Then came a complete, systematic shift to buying based on your audience, regardless of the sites they were visiting and content they were viewing on the web. Networks were labeled as premium, expensive, and even outdated by many digital buyers. Then it was all about buying inventory through an exchange! What a novel idea! Search had long been thriving with an auction-based pricing model, so why wouldn’t it make sense for display (and later video, native, etc) to follow suit? Digital buyers were sold on the long tail, the most cost-effective (aka cheap) approach to converting users across the thousands of niche sites that they were frequenting on a daily basis. Oh, wait, you haven’t heard of godzillawheresshoes.com? Doesn’t matter. That’s where the algorithm says my target audience is going, and my CPA (cost per acquisition) is $1.50. Too good to be true? Never!
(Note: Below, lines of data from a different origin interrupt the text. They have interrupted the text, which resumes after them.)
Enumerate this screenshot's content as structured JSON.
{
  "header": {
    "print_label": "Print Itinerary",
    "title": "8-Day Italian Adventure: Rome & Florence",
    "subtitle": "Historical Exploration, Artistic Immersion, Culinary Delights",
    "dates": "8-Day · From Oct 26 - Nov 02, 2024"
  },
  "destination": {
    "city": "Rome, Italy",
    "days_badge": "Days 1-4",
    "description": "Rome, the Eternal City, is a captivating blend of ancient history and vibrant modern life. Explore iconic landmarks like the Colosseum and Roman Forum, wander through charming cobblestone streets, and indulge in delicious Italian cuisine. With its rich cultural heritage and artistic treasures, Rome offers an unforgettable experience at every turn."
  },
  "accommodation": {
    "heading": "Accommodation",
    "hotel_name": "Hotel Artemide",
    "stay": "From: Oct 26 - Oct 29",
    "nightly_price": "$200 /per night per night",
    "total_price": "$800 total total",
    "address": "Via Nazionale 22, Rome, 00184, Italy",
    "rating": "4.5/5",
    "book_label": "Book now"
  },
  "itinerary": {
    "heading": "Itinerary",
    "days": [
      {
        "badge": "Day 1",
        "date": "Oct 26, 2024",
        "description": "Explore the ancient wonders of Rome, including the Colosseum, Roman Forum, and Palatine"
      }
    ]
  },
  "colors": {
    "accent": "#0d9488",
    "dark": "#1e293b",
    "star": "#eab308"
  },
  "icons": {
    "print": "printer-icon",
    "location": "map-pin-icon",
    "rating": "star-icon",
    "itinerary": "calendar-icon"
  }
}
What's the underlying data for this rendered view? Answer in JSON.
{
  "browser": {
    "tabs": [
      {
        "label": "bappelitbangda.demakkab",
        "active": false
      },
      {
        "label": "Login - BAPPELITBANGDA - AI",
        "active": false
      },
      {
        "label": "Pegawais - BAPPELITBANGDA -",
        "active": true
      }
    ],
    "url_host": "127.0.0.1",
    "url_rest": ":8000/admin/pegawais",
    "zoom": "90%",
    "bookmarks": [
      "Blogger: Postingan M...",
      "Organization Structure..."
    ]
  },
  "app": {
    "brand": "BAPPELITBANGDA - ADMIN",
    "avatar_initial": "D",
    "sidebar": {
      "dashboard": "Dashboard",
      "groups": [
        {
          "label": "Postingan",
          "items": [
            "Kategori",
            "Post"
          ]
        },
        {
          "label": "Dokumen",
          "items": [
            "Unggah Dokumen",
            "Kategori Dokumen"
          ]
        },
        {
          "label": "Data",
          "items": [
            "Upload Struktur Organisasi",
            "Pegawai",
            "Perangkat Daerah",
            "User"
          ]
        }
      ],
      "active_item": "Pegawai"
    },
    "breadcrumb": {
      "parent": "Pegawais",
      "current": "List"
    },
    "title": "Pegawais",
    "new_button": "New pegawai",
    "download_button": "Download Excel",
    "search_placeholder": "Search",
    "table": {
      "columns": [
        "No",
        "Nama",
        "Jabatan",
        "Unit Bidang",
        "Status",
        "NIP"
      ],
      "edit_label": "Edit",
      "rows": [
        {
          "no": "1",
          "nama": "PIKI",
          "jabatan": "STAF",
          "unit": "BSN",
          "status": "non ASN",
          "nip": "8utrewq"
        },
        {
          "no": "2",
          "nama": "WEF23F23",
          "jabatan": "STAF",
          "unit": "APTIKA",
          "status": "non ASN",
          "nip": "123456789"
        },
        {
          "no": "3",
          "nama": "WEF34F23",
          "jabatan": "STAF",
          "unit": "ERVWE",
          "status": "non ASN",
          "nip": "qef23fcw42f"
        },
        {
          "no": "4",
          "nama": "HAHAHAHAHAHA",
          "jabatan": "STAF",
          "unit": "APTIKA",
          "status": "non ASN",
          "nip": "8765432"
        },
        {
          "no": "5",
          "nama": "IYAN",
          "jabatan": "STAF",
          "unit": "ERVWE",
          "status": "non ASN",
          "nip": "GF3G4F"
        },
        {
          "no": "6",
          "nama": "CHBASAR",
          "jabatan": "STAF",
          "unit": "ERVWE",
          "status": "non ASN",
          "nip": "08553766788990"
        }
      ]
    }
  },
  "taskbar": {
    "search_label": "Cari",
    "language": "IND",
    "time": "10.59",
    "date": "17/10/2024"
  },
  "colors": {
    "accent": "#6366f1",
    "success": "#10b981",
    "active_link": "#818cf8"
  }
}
And now, here we are in 2018, wondering how to fix all of the fraud that’s come as a result of this flawed system.
Cue the movement back to, in some regards, the old way. Sure, technology has streamlined things substantially, and we no longer have to generate numerous IOs, fax them (yes fax them!) over to a rep for confirmation, and then cross our fingers that the person on the other end is actually competent enough to run the schedule we’ve purchased. Rather, we’re taking matters into our own hands, building out category whitelists, adding on all of the brand safety filters we can buy, and using multiple blacklists that get updated regularly. And you better believe that every single campaign we run will go through an independent ad server for verification. We’re still using audience targeting, of course, but we’re not willing to (hypothetically) reach our target in a bot-filled, crap-content environment.
So, here we are, trying to make the best out of what we’ve learned, but with better platforms. As a result, CPMs are rising, and capturing leads can be a bit more challenging. But we’re ok with that. At the end of the day, we (and I think it’s safe to say, most of our clients) would prefer our ads serve alongside safe and legitimate publisher content, for a slightly higher price. And rather than taking conversion rates at face value, we challenge ourselves and our clients to match the data against sales, patient volumes, accounts opened. Sure, seeing a percentage that exceeds the benchmark can be exciting for us media geeks, but what’s the point if we don’t know how we’re really impacting business